  • NAFTA (North American Free-Trade Agreement) – agreement between Canada, USA, and Mexico to promote free trade and eliminate tariffs on imports and exports among these nations.
    • NAFTA was implemented on January 1, 1994 and effectively eliminated tariffs on trade between and among Mexico, Canada and the United States. The three countries phased out numerous tariffs (with a particular focus on those related to agriculture, textiles and automobiles) between the agreement’s implementation in 1994 and January 1, 2008.
    • NAFTA’s overarching purpose is to encourage economic activity between the United States, Mexico and Canada.
  • NATO (North Atlantic Treaty Organization) – intergovernmental military alliance created in 1949 by the United States, Canada, and several Western European nations to provide collective security against the Soviet Union.
    • NATO currently consists of 28 member nations.

      NATO flag

      NATO flag

  • TPP (Trans-Pacific Partnership) – Ten years in the making, the Trans-Pacific Partnership is a trade agreement among 12 countries that geographically located around the Pacific Rim.
    • In addition to the U.S., TPP member nations include: Japan, Malaysia, Vietnam, Singapore, Brunei, Australia, New Zealand, Canada, Mexico, Chile, and Peru.
    • The TPP aims to open new markets and address 21st century issues in the global economy, such as the free flow of electronic data across borders.
  • UN (United Nations): International peacekeeping body. Oversees International Criminal Court (a.k.a. “The Hague”) and has power to pass economic sanctions).

    UN flag

    UN flag

  • U.N. LAW OF THE SEAS (UNCLOS) – Negotiated in the 1970s at the U.N. Conference on Trade and Development, UNCLOS is a treaty setting forth regulations and economic provisions to control pollution of oceans and marine environments.
    • UNCLOS also establishes specific jurisdictional limits on coastline and ocean areas that countries may claim.
    • Of late, UNCLOS is relevant in discussions related to the ongoing South China Sea dispute.
  • WTO (World Trade Organization) – The World Trade Organization (WTO) is an international organization that deals with the rules and laws governing trade between world nations.
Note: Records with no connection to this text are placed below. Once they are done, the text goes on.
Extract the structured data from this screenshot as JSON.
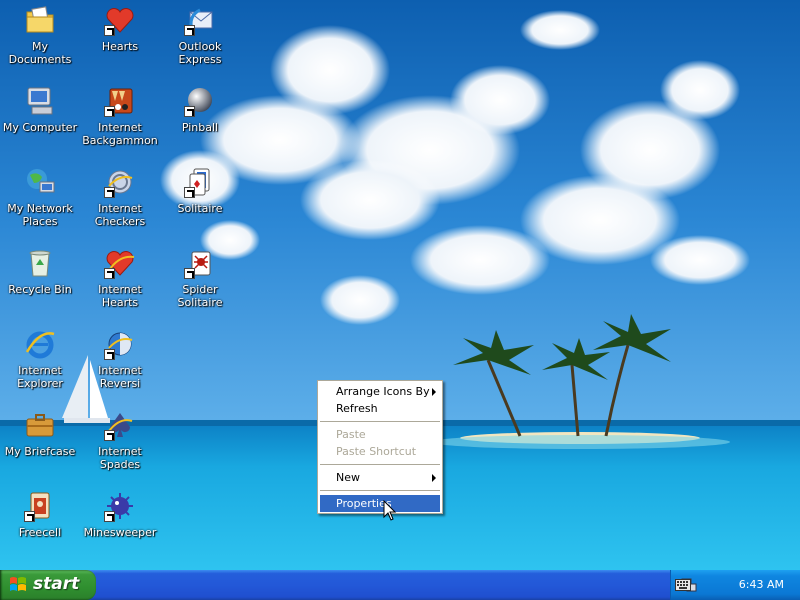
{
  "desktop": {
    "icons": [
      {
        "label": "My Documents",
        "icon": "my-documents-icon"
      },
      {
        "label": "Hearts",
        "icon": "hearts-icon"
      },
      {
        "label": "Outlook Express",
        "icon": "outlook-express-icon"
      },
      {
        "label": "My Computer",
        "icon": "my-computer-icon"
      },
      {
        "label": "Internet Backgammon",
        "icon": "internet-backgammon-icon"
      },
      {
        "label": "Pinball",
        "icon": "pinball-icon"
      },
      {
        "label": "My Network Places",
        "icon": "my-network-places-icon"
      },
      {
        "label": "Internet Checkers",
        "icon": "internet-checkers-icon"
      },
      {
        "label": "Solitaire",
        "icon": "solitaire-icon"
      },
      {
        "label": "Recycle Bin",
        "icon": "recycle-bin-icon"
      },
      {
        "label": "Internet Hearts",
        "icon": "internet-hearts-icon"
      },
      {
        "label": "Spider Solitaire",
        "icon": "spider-solitaire-icon"
      },
      {
        "label": "Internet Explorer",
        "icon": "internet-explorer-icon"
      },
      {
        "label": "Internet Reversi",
        "icon": "internet-reversi-icon"
      },
      {
        "label": "My Briefcase",
        "icon": "my-briefcase-icon"
      },
      {
        "label": "Internet Spades",
        "icon": "internet-spades-icon"
      },
      {
        "label": "Freecell",
        "icon": "freecell-icon"
      },
      {
        "label": "Minesweeper",
        "icon": "minesweeper-icon"
      }
    ]
  },
  "context_menu": {
    "arrange_icons_by": "Arrange Icons By",
    "refresh": "Refresh",
    "paste": "Paste",
    "paste_shortcut": "Paste Shortcut",
    "new": "New",
    "properties": "Properties"
  },
  "taskbar": {
    "start_label": "start",
    "clock": "6:43 AM"
  },
  "colors": {
    "taskbar_blue": "#245edb",
    "start_green": "#3a9a3a",
    "menu_highlight": "#316ac5"
  }
}
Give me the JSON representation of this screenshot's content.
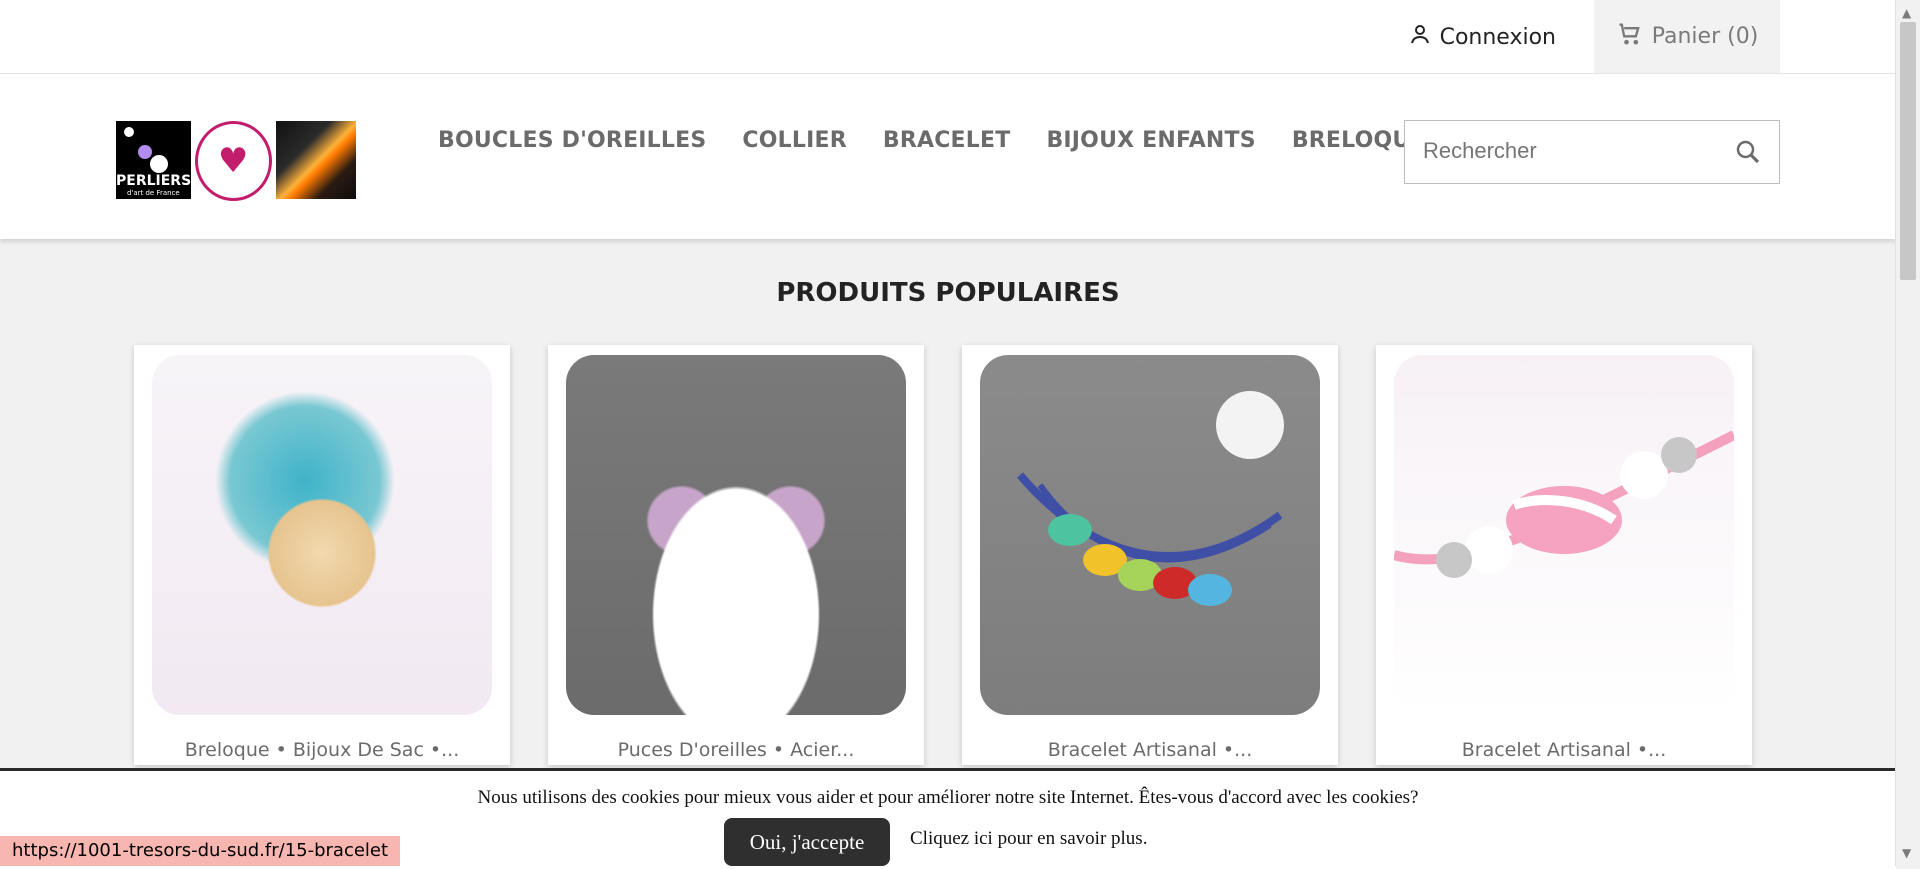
{
  "topbar": {
    "login_label": "Connexion",
    "cart_label": "Panier (0)",
    "login_icon": "user-icon",
    "cart_icon": "cart-icon"
  },
  "header": {
    "logo": {
      "line1": "PERLIERS",
      "line2": "d'art de France"
    },
    "nav": [
      "BOUCLES D'OREILLES",
      "COLLIER",
      "BRACELET",
      "BIJOUX ENFANTS",
      "BRELOQUE"
    ],
    "search": {
      "placeholder": "Rechercher",
      "icon": "search-icon"
    }
  },
  "main": {
    "section_title": "PRODUITS POPULAIRES",
    "products": [
      {
        "name": "Breloque • Bijoux De Sac •..."
      },
      {
        "name": "Puces D'oreilles • Acier..."
      },
      {
        "name": "Bracelet Artisanal •..."
      },
      {
        "name": "Bracelet Artisanal •..."
      }
    ]
  },
  "cookie_banner": {
    "message": "Nous utilisons des cookies pour mieux vous aider et pour améliorer notre site Internet. Êtes-vous d'accord avec les cookies?",
    "accept_label": "Oui, j'accepte",
    "more_label": "Cliquez ici pour en savoir plus."
  },
  "status_bar": {
    "url": "https://1001-tresors-du-sud.fr/15-bracelet"
  },
  "colors": {
    "accent": "#2f2f2f",
    "status_bar_bg": "#f7b6b0"
  }
}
The WTO agreements have been signed by most of the world’s trading nations; its main function is to help producers of goods and services protect and manage their import-export businesses.
    • The WTO has become the driving force underlying globalization during the past few decades.